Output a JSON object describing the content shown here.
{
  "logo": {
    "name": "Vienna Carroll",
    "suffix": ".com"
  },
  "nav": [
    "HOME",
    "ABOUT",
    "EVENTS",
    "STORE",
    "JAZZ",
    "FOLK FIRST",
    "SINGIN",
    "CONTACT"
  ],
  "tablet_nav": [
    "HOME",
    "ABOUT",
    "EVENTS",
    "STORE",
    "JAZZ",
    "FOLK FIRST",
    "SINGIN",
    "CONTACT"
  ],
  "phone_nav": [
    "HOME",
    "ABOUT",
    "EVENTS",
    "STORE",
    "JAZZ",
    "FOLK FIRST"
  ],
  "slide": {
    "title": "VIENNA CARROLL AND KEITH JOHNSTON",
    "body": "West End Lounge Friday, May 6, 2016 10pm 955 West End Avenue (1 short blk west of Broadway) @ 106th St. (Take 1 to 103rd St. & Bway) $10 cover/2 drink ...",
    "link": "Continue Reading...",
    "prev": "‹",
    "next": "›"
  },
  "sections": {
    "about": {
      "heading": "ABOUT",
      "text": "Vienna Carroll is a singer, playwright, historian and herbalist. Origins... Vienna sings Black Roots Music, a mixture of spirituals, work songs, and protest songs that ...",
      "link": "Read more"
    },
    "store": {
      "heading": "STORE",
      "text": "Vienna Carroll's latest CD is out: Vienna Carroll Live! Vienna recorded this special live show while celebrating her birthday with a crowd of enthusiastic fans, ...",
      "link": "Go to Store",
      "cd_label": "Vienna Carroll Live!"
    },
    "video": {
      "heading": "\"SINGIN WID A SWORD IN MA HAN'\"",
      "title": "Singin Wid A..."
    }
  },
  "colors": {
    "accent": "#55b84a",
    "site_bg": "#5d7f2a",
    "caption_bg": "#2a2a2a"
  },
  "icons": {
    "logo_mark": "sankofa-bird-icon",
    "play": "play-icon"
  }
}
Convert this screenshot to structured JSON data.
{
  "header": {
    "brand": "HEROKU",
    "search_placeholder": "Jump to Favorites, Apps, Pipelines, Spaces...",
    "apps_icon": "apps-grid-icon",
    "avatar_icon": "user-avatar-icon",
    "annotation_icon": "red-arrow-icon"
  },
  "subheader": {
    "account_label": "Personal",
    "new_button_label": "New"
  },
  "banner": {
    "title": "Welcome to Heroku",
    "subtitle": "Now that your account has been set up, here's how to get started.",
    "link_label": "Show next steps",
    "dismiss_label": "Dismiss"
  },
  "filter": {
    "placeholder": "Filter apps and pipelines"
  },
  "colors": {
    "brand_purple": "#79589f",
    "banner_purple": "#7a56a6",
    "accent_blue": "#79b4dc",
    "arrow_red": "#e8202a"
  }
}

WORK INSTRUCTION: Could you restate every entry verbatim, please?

RESPONSE TO THIS EXERCISE:
Output a JSON object describing the content shown here.
{
  "logo": {
    "name": "Vienna Carroll",
    "suffix": ".com"
  },
  "nav": [
    "HOME",
    "ABOUT",
    "EVENTS",
    "STORE",
    "JAZZ",
    "FOLK FIRST",
    "SINGIN",
    "CONTACT"
  ],
  "tablet_nav": [
    "HOME",
    "ABOUT",
    "EVENTS",
    "STORE",
    "JAZZ",
    "FOLK FIRST",
    "SINGIN",
    "CONTACT"
  ],
  "phone_nav": [
    "HOME",
    "ABOUT",
    "EVENTS",
    "STORE",
    "JAZZ",
    "FOLK FIRST"
  ],
  "slide": {
    "title": "VIENNA CARROLL AND KEITH JOHNSTON",
    "body": "West End Lounge Friday, May 6, 2016 10pm 955 West End Avenue (1 short blk west of Broadway) @ 106th St. (Take 1 to 103rd St. & Bway) $10 cover/2 drink ...",
    "link": "Continue Reading...",
    "prev": "‹",
    "next": "›"
  },
  "sections": {
    "about": {
      "heading": "ABOUT",
      "text": "Vienna Carroll is a singer, playwright, historian and herbalist. Origins... Vienna sings Black Roots Music, a mixture of spirituals, work songs, and protest songs that ...",
      "link": "Read more"
    },
    "store": {
      "heading": "STORE",
      "text": "Vienna Carroll's latest CD is out: Vienna Carroll Live! Vienna recorded this special live show while celebrating her birthday with a crowd of enthusiastic fans, ...",
      "link": "Go to Store",
      "cd_label": "Vienna Carroll Live!"
    },
    "video": {
      "heading": "\"SINGIN WID A SWORD IN MA HAN'\"",
      "title": "Singin Wid A..."
    }
  },
  "colors": {
    "accent": "#55b84a",
    "site_bg": "#5d7f2a",
    "caption_bg": "#2a2a2a"
  },
  "icons": {
    "logo_mark": "sankofa-bird-icon",
    "play": "play-icon"
  }
}
Convert this screenshot to structured JSON data.
{
  "header": {
    "brand": "HEROKU",
    "search_placeholder": "Jump to Favorites, Apps, Pipelines, Spaces...",
    "apps_icon": "apps-grid-icon",
    "avatar_icon": "user-avatar-icon",
    "annotation_icon": "red-arrow-icon"
  },
  "subheader": {
    "account_label": "Personal",
    "new_button_label": "New"
  },
  "banner": {
    "title": "Welcome to Heroku",
    "subtitle": "Now that your account has been set up, here's how to get started.",
    "link_label": "Show next steps",
    "dismiss_label": "Dismiss"
  },
  "filter": {
    "placeholder": "Filter apps and pipelines"
  },
  "colors": {
    "brand_purple": "#79589f",
    "banner_purple": "#7a56a6",
    "accent_blue": "#79b4dc",
    "arrow_red": "#e8202a"
  }
}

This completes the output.